__PROMPT__.
List every line in this data where the string "молот" occurs.

__DATA EXCERPTS__.
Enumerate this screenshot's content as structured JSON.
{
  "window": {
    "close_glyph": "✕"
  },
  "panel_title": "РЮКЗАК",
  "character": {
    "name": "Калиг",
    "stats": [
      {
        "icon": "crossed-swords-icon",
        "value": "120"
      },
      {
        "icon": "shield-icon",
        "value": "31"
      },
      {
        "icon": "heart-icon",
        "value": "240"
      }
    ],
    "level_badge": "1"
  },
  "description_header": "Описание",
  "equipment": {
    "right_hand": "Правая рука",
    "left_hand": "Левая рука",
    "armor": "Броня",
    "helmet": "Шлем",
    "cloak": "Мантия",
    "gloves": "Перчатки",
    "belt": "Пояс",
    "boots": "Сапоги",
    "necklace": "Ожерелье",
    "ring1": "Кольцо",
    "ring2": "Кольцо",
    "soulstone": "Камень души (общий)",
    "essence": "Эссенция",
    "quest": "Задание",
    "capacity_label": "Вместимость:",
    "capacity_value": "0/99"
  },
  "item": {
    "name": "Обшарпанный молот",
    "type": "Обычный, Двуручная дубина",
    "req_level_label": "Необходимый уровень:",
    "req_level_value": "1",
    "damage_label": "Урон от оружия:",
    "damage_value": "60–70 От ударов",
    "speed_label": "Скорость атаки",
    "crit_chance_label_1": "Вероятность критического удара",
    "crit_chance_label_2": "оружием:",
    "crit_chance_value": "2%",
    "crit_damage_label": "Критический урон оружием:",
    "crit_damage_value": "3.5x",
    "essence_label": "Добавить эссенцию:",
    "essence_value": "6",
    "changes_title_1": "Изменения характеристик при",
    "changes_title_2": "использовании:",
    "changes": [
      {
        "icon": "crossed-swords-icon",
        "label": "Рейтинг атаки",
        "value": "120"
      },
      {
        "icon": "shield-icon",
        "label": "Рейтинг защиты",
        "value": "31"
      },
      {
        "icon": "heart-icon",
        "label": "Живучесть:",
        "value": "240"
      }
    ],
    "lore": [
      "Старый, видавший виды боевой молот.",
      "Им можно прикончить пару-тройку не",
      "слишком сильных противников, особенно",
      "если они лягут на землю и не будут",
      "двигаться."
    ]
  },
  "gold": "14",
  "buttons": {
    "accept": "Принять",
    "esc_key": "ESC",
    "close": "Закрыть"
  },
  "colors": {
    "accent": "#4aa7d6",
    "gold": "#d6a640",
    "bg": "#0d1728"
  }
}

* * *

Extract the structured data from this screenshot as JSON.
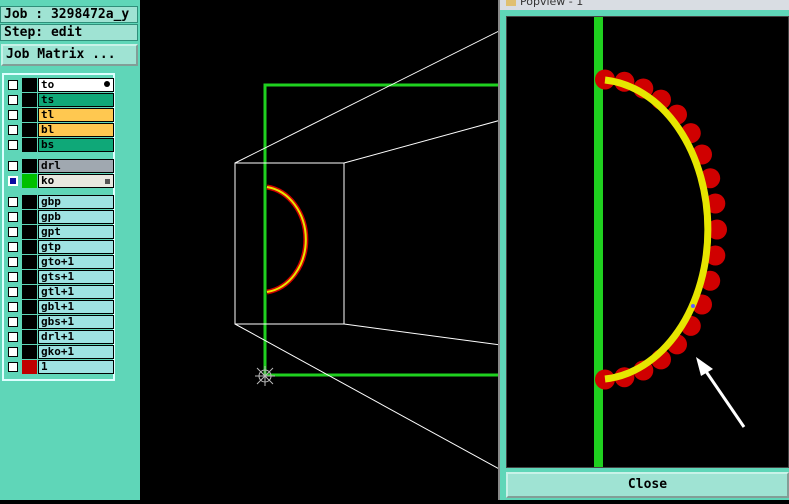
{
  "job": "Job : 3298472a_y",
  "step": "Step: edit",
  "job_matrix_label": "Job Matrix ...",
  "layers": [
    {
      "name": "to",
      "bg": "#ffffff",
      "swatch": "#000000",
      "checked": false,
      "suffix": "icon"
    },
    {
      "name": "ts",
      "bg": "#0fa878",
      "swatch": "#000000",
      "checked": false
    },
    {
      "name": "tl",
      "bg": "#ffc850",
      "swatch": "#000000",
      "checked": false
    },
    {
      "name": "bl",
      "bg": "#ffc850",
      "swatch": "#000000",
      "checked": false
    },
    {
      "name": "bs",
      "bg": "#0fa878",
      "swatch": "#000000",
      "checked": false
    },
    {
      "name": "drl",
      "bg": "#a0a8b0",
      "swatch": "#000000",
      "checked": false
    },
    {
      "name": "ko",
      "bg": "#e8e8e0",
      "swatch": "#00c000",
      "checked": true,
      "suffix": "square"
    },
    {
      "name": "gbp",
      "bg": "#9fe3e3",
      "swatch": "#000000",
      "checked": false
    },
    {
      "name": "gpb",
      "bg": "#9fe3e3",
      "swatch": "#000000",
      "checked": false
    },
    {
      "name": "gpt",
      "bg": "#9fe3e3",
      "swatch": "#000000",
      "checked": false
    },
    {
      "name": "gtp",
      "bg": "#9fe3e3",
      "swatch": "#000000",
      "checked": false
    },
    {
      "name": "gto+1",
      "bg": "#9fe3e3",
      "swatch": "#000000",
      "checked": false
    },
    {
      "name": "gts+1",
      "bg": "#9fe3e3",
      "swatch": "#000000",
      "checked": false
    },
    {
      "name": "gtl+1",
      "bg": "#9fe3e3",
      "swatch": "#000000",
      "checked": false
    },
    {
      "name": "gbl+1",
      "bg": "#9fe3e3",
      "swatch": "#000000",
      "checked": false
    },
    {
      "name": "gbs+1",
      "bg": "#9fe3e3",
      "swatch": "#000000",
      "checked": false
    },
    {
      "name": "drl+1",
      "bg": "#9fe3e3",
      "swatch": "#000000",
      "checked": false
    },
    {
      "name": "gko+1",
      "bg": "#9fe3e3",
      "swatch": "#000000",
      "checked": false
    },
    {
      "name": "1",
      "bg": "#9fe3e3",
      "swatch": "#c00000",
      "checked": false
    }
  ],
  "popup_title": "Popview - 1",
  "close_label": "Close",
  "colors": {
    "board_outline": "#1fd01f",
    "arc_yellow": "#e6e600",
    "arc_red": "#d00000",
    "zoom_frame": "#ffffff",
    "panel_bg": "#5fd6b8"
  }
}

__COMPLETED TASK__.
    "name": "Обшарпанный молот",
      "Старый, видавший виды боевой молот.",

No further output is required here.